In this episode, Dr Simon McKenzie talks with Dr Lauren Sanders about the practical application of one of the most interesting legal obligations of international humanitarian law: the obligation to take precautions in attack. This obligation requires attackers to take “all feasible precautions” to minimise incidental loss and harm to civilian life – but what it means in practice can be hard to understand. When is a precaution feasible? How does this obligation sit alongside the permissive character of military necessity?
Dr Lauren Sanders is a Senior Research Fellow at the UQ School of Law, and she researches the legal constraints on the arms trade in military technology, as well as international criminal law, IHL, and counter-terrorism law. Before returning to UQ, Lauren spent twenty years as an Australian Army signals officer and legal officer, and has served in Iraq, Afghanistan and East Timor and on humanitarian assistance and disaster relief operations, and has been a legal advisor to ADF domestic counter-terrorism operations.
She is appearing on the show in her personal capacity, and the views she expresses do not reflect the official positions of the Australian Defence Force or Department of Defence.
- Laurent Gisel, Ken Hume, Pilar Gimeno Sarciada and Abby Zeith, 'Urban warfare: an age-old problem in need to new solutions', Humanitarian Law & Policy (27 April 2021).
- The Modern War Institute at West Point
- Michael Schmitt, 'Targeting Dual-Use Structures: An Alternative Interpretation', Articles of War (28 June 2021)
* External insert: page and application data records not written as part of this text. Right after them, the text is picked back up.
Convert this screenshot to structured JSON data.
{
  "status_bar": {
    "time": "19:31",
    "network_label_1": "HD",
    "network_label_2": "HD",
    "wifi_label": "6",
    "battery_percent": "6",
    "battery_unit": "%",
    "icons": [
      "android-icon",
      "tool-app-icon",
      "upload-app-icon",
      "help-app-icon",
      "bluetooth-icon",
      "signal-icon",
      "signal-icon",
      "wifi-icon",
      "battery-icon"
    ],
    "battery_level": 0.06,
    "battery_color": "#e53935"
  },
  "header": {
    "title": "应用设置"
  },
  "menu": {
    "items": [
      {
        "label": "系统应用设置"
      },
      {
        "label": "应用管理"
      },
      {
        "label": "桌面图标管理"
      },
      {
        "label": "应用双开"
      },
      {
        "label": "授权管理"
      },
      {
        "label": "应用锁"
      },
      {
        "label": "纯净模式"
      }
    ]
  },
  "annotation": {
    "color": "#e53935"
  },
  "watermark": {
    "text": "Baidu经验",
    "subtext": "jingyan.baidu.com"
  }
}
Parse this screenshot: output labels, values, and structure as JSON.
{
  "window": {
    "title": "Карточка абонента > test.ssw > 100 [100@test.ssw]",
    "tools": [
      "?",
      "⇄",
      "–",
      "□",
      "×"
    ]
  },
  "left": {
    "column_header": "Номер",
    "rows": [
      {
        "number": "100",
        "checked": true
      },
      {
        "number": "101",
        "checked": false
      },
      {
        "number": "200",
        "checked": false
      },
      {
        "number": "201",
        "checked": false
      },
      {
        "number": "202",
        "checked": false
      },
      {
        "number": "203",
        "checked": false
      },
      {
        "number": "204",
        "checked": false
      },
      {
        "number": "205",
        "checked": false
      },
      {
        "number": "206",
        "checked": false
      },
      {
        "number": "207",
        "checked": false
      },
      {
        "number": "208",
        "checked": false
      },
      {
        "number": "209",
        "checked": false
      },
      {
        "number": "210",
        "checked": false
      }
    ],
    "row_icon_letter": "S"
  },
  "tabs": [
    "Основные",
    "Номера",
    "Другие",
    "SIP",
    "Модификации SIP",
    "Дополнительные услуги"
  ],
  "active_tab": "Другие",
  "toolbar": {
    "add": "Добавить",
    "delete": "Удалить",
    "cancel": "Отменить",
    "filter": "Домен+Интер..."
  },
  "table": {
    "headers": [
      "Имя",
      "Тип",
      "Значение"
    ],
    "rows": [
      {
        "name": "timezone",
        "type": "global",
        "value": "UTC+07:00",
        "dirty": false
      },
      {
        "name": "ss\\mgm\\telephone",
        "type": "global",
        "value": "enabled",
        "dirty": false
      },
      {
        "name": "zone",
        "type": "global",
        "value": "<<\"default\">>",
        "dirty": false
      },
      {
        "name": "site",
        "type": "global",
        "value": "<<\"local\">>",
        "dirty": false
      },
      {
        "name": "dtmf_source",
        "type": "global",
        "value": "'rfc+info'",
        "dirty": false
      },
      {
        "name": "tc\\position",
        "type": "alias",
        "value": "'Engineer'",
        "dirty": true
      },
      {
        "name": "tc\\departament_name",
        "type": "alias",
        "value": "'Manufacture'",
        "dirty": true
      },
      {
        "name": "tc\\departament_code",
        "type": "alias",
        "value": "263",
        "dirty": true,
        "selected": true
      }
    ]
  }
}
- Joshua Andresen, 'The Paradox of Precision and the Weapons Review Regime' (10 March 2019)